Exercise objective:
Repeat the entire listing exactly as written.

# # # # # # #

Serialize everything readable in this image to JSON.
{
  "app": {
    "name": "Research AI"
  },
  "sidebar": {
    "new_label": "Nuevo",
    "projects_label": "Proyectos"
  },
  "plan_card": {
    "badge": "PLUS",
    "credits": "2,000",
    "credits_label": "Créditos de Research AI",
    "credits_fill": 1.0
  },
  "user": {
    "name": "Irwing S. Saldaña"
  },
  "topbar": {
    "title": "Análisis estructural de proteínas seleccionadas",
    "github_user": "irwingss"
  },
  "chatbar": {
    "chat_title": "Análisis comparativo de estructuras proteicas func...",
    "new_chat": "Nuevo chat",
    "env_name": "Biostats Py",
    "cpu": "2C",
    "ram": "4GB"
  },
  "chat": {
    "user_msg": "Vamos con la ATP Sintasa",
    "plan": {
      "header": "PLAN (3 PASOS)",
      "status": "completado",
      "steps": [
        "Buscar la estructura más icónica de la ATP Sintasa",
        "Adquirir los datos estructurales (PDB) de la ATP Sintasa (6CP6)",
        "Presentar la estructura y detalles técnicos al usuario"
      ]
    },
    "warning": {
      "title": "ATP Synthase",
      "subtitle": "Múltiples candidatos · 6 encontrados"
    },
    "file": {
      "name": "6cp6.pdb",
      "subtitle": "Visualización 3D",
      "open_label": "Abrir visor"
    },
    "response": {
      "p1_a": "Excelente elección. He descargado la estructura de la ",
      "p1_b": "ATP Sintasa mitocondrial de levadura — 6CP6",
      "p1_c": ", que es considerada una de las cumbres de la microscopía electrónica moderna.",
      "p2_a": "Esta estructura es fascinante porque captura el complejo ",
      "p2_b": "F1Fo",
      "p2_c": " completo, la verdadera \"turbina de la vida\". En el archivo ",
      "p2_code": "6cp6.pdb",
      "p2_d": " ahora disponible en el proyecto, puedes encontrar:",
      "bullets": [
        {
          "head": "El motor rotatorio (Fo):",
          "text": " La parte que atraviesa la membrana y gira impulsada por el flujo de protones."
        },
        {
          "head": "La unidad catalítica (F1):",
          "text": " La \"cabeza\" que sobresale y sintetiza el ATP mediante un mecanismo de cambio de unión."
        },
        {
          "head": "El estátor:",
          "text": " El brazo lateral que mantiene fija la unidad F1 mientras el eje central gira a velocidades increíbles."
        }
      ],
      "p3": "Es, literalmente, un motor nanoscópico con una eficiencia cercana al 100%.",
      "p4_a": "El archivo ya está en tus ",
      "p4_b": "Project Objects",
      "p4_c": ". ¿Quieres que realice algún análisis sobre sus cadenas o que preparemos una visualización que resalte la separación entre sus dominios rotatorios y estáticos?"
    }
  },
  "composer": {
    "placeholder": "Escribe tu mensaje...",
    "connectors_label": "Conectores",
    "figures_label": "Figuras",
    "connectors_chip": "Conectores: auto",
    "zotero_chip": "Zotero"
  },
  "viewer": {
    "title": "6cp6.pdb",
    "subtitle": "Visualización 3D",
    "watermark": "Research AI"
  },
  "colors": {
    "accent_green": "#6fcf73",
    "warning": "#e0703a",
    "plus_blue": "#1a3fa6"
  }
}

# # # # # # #

Task answer:
Serialize everything readable in this image to JSON.
{
  "app": {
    "name": "Research AI"
  },
  "sidebar": {
    "new_label": "Nuevo",
    "projects_label": "Proyectos"
  },
  "plan_card": {
    "badge": "PLUS",
    "credits": "2,000",
    "credits_label": "Créditos de Research AI",
    "credits_fill": 1.0
  },
  "user": {
    "name": "Irwing S. Saldaña"
  },
  "topbar": {
    "title": "Análisis estructural de proteínas seleccionadas",
    "github_user": "irwingss"
  },
  "chatbar": {
    "chat_title": "Análisis comparativo de estructuras proteicas func...",
    "new_chat": "Nuevo chat",
    "env_name": "Biostats Py",
    "cpu": "2C",
    "ram": "4GB"
  },
  "chat": {
    "user_msg": "Vamos con la ATP Sintasa",
    "plan": {
      "header": "PLAN (3 PASOS)",
      "status": "completado",
      "steps": [
        "Buscar la estructura más icónica de la ATP Sintasa",
        "Adquirir los datos estructurales (PDB) de la ATP Sintasa (6CP6)",
        "Presentar la estructura y detalles técnicos al usuario"
      ]
    },
    "warning": {
      "title": "ATP Synthase",
      "subtitle": "Múltiples candidatos · 6 encontrados"
    },
    "file": {
      "name": "6cp6.pdb",
      "subtitle": "Visualización 3D",
      "open_label": "Abrir visor"
    },
    "response": {
      "p1_a": "Excelente elección. He descargado la estructura de la ",
      "p1_b": "ATP Sintasa mitocondrial de levadura — 6CP6",
      "p1_c": ", que es considerada una de las cumbres de la microscopía electrónica moderna.",
      "p2_a": "Esta estructura es fascinante porque captura el complejo ",
      "p2_b": "F1Fo",
      "p2_c": " completo, la verdadera \"turbina de la vida\". En el archivo ",
      "p2_code": "6cp6.pdb",
      "p2_d": " ahora disponible en el proyecto, puedes encontrar:",
      "bullets": [
        {
          "head": "El motor rotatorio (Fo):",
          "text": " La parte que atraviesa la membrana y gira impulsada por el flujo de protones."
        },
        {
          "head": "La unidad catalítica (F1):",
          "text": " La \"cabeza\" que sobresale y sintetiza el ATP mediante un mecanismo de cambio de unión."
        },
        {
          "head": "El estátor:",
          "text": " El brazo lateral que mantiene fija la unidad F1 mientras el eje central gira a velocidades increíbles."
        }
      ],
      "p3": "Es, literalmente, un motor nanoscópico con una eficiencia cercana al 100%.",
      "p4_a": "El archivo ya está en tus ",
      "p4_b": "Project Objects",
      "p4_c": ". ¿Quieres que realice algún análisis sobre sus cadenas o que preparemos una visualización que resalte la separación entre sus dominios rotatorios y estáticos?"
    }
  },
  "composer": {
    "placeholder": "Escribe tu mensaje...",
    "connectors_label": "Conectores",
    "figures_label": "Figuras",
    "connectors_chip": "Conectores: auto",
    "zotero_chip": "Zotero"
  },
  "viewer": {
    "title": "6cp6.pdb",
    "subtitle": "Visualización 3D",
    "watermark": "Research AI"
  },
  "colors": {
    "accent_green": "#6fcf73",
    "warning": "#e0703a",
    "plus_blue": "#1a3fa6"
  }
}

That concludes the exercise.